Sklearn & CV

There’s two ways to do this in sklearn, pending what you want to get out of it.

The first method I’ll show you is cross_val_score, which works beautifully if all you care about is validation error.

The second method is KFold, which is perfect if you require train and validation errors.

Let’s try a new model called LASSO just to keep things interesting.


from sklearn.model_selection import cross_val_score

alphas = [1e-4, 1e-3, 1e-2, 1e-1, 1, 1e1]

val_errors = []
for alpha in alphas:
    lasso = Lasso(alpha=alpha, fit_intercept=True, random_state=77)
    errors = np.sum(-cross_val_score(lasso, 

Let’s checkout the validation errors associated with each alpha.


Which returns:

[18.64401379981868, 18.636528438323769, 18.578057471596566, 18.503285318281634, 18.565586130742307, 21.412874355105991]

Which value of alpha gave us the smallest validation error?

print('best alpha: {}'.format(alphas[np.argmin(val_errors)]))

Which returns: best alpha: 0.1


from sklearn.model_selection import KFold

K = 10
kf = KFold(n_splits=K, shuffle=True, random_state=42)

for alpha in alphas:
    train_errors = []
    validation_errors = []
    for train_index, val_index in kf.split(data, target):
        # split data
        X_train, X_val = data[train_index], data[val_index]
        y_train, y_val = target[train_index], target[val_index]

        # instantiate model
        lasso = Lasso(alpha=alpha, fit_intercept=True, random_state=77)
        #calculate errors
        train_error, val_error = calc_metrics(X_train, y_train, X_val, y_val, lasso)
        # append to appropriate list
    # generate report
    print('alpha: {:6} | mean(train_error): {:7} | mean(val_error): {}'.

Here’s that output:

alpha: 0.0001 | mean(train_error): 21.8217 | mean(val_error): 23.3633
alpha:  0.001 | mean(train_error): 21.8221 | mean(val_error): 23.3647
alpha:   0.01 | mean(train_error): 21.8583 | mean(val_error): 23.4126
alpha:    0.1 | mean(train_error): 22.9727 | mean(val_error): 24.6014
alpha:      1 | mean(train_error): 26.7371 | mean(val_error): 28.236
alpha:   10.0 | mean(train_error):  40.183 | mean(val_error): 40.9859

Comparing the output of cross_val_score to that of KFold, we can see that the general trend holds - an alpha of 10 results in the largest validation error. You may wonder why we get different values. The reason is that the data was split differently. We can control the splitting procedure with KFold but not cross_val_score. Therefore, there’s no way I know of to perfectly sync the two procedures without an exhaustive search of splits or writing the algorithm from scratch ourselves. The important thing is that each gives us a viable method to calculate whatever we need, whether it be purely validation error or a combination of training and validation error.

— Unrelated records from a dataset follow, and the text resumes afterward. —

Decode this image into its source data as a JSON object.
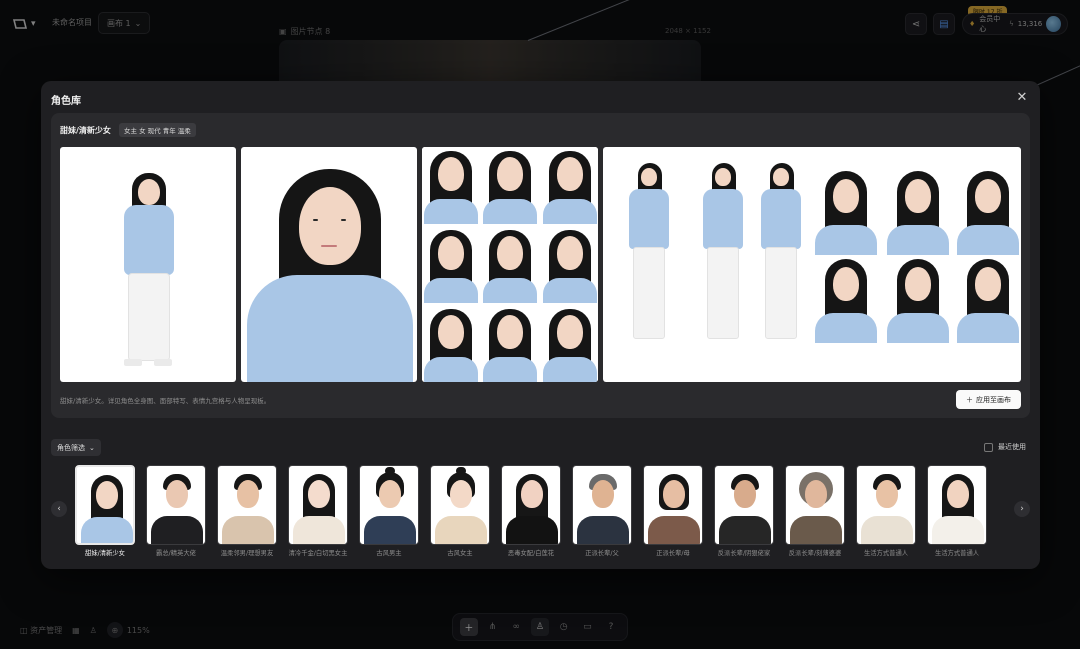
{
  "header": {
    "project_title": "未命名项目",
    "canvas_select": "画布 1",
    "node_label": "图片节点 8",
    "node_size": "2048 × 1152",
    "promo_badge": "限时 17 折",
    "member_label": "会员中心",
    "credits": "13,316"
  },
  "footer": {
    "asset_manager": "资产管理",
    "zoom": "115%"
  },
  "modal": {
    "title": "角色库",
    "close_icon": "close-icon",
    "character": {
      "name": "甜妹/清新少女",
      "tags": "女主 女 现代 青年 温柔",
      "description": "甜妹/清新少女。详见角色全身图、面部特写、表情九宫格与人物呈现板。",
      "apply_label": "应用至画布"
    },
    "filter_label": "角色筛选",
    "recent_label": "最近使用",
    "characters": [
      {
        "label": "甜妹/清新少女",
        "selected": true,
        "hair": "long",
        "skin": "#f2d6c4",
        "outfit": "#a9c6e6"
      },
      {
        "label": "霸总/精英大佬",
        "selected": false,
        "hair": "short",
        "skin": "#eac8b2",
        "outfit": "#1f1f22"
      },
      {
        "label": "温柔邻男/理想男友",
        "selected": false,
        "hair": "short",
        "skin": "#e7c1a4",
        "outfit": "#d9c4ad"
      },
      {
        "label": "清冷千金/白切黑女主",
        "selected": false,
        "hair": "long",
        "skin": "#f4dccd",
        "outfit": "#efe6da"
      },
      {
        "label": "古风男主",
        "selected": false,
        "hair": "bun",
        "skin": "#eccab1",
        "outfit": "#2f3e56"
      },
      {
        "label": "古风女主",
        "selected": false,
        "hair": "bun",
        "skin": "#f3d9c7",
        "outfit": "#e8d6bd"
      },
      {
        "label": "恶毒女配/白莲花",
        "selected": false,
        "hair": "long",
        "skin": "#f1d2c2",
        "outfit": "#121212"
      },
      {
        "label": "正派长辈/父",
        "selected": false,
        "hair": "gray",
        "skin": "#dfb392",
        "outfit": "#2b3340"
      },
      {
        "label": "正派长辈/母",
        "selected": false,
        "hair": "bob",
        "skin": "#e6bea3",
        "outfit": "#7c5a4a"
      },
      {
        "label": "反派长辈/阴狠佬家",
        "selected": false,
        "hair": "short",
        "skin": "#d8ab8c",
        "outfit": "#262626"
      },
      {
        "label": "反派长辈/刻薄婆婆",
        "selected": false,
        "hair": "curly",
        "skin": "#e0b79c",
        "outfit": "#6a5a4b"
      },
      {
        "label": "生活方式普通人",
        "selected": false,
        "hair": "short",
        "skin": "#e8c2a5",
        "outfit": "#e9e1d4"
      },
      {
        "label": "生活方式普通人",
        "selected": false,
        "hair": "long",
        "skin": "#f1d3c0",
        "outfit": "#f3f0ea"
      }
    ]
  },
  "colors": {
    "modal_bg": "#1f1f22",
    "panel_bg": "#2a2a2d",
    "accent_blue": "#5ea2ff",
    "promo_gold": "#d9a93a"
  }
}
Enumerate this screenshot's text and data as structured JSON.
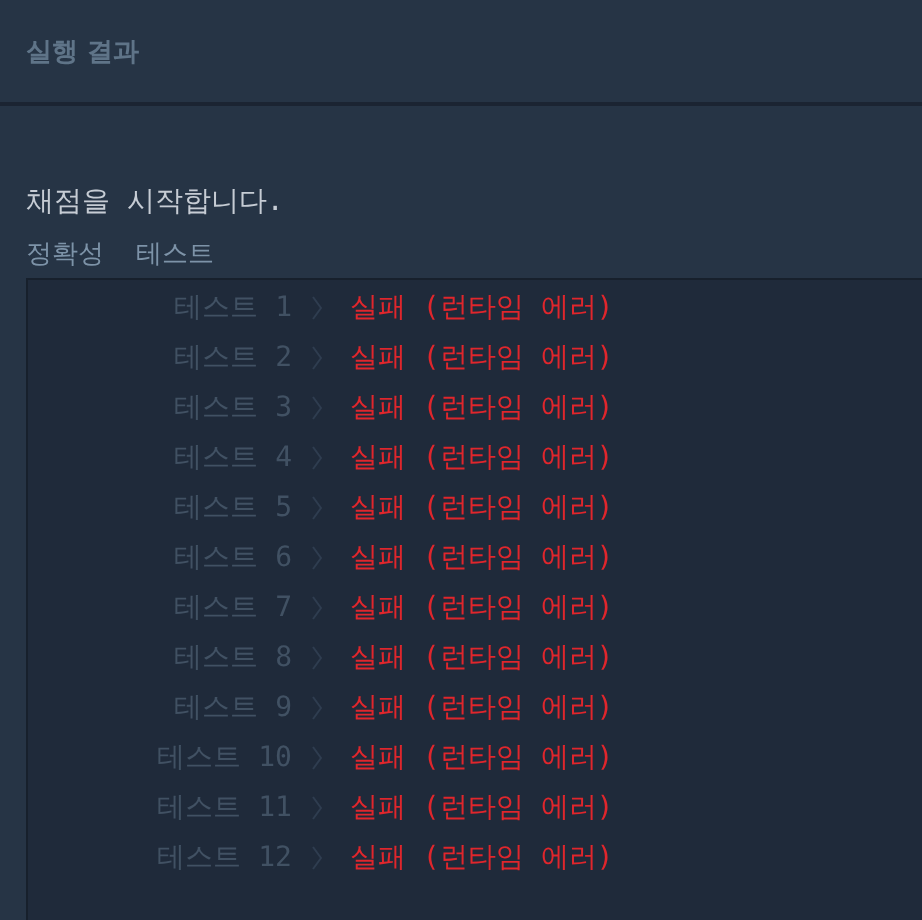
{
  "header": {
    "title": "실행 결과"
  },
  "console": {
    "message": "채점을 시작합니다.",
    "tabs": [
      {
        "label": "정확성"
      },
      {
        "label": "테스트"
      }
    ],
    "rows": [
      {
        "label": "테스트 1",
        "result": "실패 (런타임 에러)"
      },
      {
        "label": "테스트 2",
        "result": "실패 (런타임 에러)"
      },
      {
        "label": "테스트 3",
        "result": "실패 (런타임 에러)"
      },
      {
        "label": "테스트 4",
        "result": "실패 (런타임 에러)"
      },
      {
        "label": "테스트 5",
        "result": "실패 (런타임 에러)"
      },
      {
        "label": "테스트 6",
        "result": "실패 (런타임 에러)"
      },
      {
        "label": "테스트 7",
        "result": "실패 (런타임 에러)"
      },
      {
        "label": "테스트 8",
        "result": "실패 (런타임 에러)"
      },
      {
        "label": "테스트 9",
        "result": "실패 (런타임 에러)"
      },
      {
        "label": "테스트 10",
        "result": "실패 (런타임 에러)"
      },
      {
        "label": "테스트 11",
        "result": "실패 (런타임 에러)"
      },
      {
        "label": "테스트 12",
        "result": "실패 (런타임 에러)"
      }
    ]
  }
}
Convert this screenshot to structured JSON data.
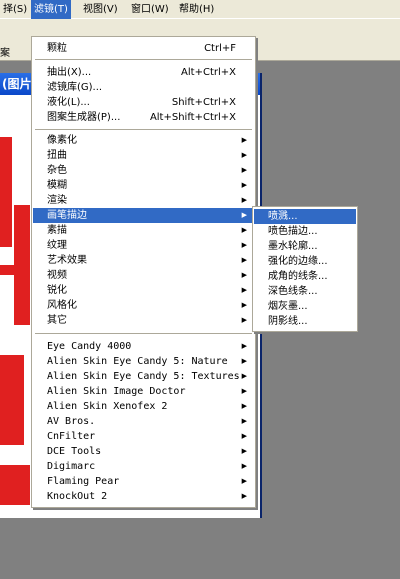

Update: sklearn has a method called cross_validate that will capture training and validation errors for you. It’ll even spit out how long it took to train a model for each fold as well as the time it took to score the model on each validation set.

Wrap Up

Once you’ve tuned your hyperparameters, what do you do? Simply train a fresh model on all the data so you can extract as much information as possible. That way your model will have the best predictive power on future data. Mission complete!


We discussed the Bias-Variance Tradeoff where a high bias model is one that is underfit while a high variance model is one that is overfit. We also learned that we can split data into three groups for tuning purposes. Specifically, the three groups are train, validation, and test. Remember the test set is used only one time to check how well a model generalizes on data it’s never seen. This three-group split works exceedingly well for large datasets but not for small to medium-sized datasets, though. In that case, use cross-validation (CV). CV can help you tune your models and extract as much signal as possible from the small data sample. Remember, with CV you don’t need a test set. By using a K-fold approach, you get the equivalent of K-test sets by which to check validation error. This helps you diagnose where you’re at in the bias-variance regime.